Esteemed bug hunter and security expert Tavis Ormandy showed that the only thing worse than having your trust betrayed is having you trust betrayed by the Trend Micro virus scanner.
Late last year, Ormandy unveiled an important security breach in AVG's Chrome security add-on. Now, he focused his attention on the Trend Micro anti-virus, and what he found was not pretty.
Trend Micro's installation automatically brings along a piece of software called a Password Manager (PM), allowing malicious users to launch programs and execute commands on remote PCs.
What's even more disheartening is that the PM gives hackers access to all of the saved passwords on your machine, and it does so stealthily. In case you were wondering, Password Manager is compatible with PCs, Macs, Android and iOS.
Ormandy's security company tested the vulnerability of Trend Micro on an old API - specifically an older variant of Chromium. The security experts used version 41 of the software, although Trend Micro is already at version 49.
By utilizing the exploit he found in the "antiquated" variant of the anti-virus, Google's security engineer managed to remotely start Windows Calculator, a local program. This shows how unreliable some pieces of software can be, even when they are built with your safety in mind.
"I don't even know what to say - how could you enable this thing *by default* on all your customer machines without getting an audit from a competent security consultant?" Ormandy notes.
The unveiling of the vulnerability points out that safety breeches are almost always present in the software that should prevent them. The camouflage capability of the malicious coding can hurt many PC users without them even knowing that they are under attack.
Trend Micro did the right PR move and apologized to its users, acknowledging that it put their safety at risk. The company further noted that it cooperated closely with Tavis to fix the bug.

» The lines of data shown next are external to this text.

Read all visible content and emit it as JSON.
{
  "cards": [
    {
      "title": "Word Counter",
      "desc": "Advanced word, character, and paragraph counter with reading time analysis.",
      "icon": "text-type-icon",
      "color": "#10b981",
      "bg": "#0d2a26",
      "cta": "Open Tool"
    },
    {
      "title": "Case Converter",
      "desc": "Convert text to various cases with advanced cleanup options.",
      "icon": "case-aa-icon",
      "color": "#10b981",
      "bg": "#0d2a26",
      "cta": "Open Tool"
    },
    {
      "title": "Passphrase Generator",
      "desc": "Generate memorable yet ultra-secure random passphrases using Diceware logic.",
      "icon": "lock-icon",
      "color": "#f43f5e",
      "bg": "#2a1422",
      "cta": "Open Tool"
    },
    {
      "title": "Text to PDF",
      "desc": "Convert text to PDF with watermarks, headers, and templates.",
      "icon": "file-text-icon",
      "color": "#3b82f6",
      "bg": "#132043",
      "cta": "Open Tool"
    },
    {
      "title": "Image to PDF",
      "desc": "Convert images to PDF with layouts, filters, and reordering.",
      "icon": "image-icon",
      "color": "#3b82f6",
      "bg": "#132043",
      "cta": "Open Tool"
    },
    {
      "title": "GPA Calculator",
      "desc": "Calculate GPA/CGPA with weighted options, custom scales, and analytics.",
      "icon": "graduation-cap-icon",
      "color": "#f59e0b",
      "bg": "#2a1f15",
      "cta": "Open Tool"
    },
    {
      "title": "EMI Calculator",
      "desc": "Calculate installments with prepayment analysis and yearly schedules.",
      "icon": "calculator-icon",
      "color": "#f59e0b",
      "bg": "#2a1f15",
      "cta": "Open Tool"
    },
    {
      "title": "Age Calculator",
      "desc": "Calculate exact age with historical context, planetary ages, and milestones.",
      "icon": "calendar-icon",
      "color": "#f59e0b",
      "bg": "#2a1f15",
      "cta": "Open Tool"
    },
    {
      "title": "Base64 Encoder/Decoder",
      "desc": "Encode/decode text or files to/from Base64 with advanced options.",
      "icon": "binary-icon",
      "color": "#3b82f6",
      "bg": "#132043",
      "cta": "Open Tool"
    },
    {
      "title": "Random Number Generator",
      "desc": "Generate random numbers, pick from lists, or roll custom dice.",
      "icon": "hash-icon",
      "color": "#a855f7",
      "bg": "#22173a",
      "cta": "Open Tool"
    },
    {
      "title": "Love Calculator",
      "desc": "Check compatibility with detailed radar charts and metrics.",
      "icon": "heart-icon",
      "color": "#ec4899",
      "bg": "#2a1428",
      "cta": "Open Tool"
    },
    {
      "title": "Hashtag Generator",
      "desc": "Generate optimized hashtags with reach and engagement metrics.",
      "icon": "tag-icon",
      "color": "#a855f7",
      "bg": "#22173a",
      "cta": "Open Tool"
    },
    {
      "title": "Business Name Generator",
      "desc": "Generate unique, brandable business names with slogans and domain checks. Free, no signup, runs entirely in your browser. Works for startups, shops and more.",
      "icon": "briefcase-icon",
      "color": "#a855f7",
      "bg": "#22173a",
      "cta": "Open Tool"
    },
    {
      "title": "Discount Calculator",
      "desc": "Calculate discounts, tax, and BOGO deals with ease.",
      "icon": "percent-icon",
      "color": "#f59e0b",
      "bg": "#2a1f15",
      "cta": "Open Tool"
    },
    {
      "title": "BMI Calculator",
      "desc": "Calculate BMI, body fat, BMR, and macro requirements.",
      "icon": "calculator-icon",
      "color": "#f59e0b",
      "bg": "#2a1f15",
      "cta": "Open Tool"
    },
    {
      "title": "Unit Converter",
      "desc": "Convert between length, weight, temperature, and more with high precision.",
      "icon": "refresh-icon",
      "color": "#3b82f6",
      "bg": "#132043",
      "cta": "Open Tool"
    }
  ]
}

"Thanks to his responsible work with us, we were able to address the most critical issues he brought us in less than one week," Trend Micro's blog reads.
It's not the first time such issues come to light, however. A while ago, Kaspersky sent out a warning to all users about the myriad of anti-virus programs available. The company underlined that among the honest and legitimate programs, there are a lot of fakes pretending to be under a bigger brand.
Researchers called out big names in the security industry for severe safety flaws in their antivirus products. Malwarebytes, Kaspersky Lab, AVG Technologies, Avast and ESET are only some of the enterprises that had to admit mistakes in coding.
It seems that attackers who exploit anti-virus programs take a liking on the remote execution of malevolent code, thus allowing them to hijack the antivirus product. This further allowed hackers to get high-access privilege to confidential files and information.
As antivirus software is a man-made product, so it is reasonable to expect some degree of coding error. It is also easy to understand that although the public does not expect the security applications to be entirely bug-free, it demands them to have fewer flaws than the rest of programs running on their computers.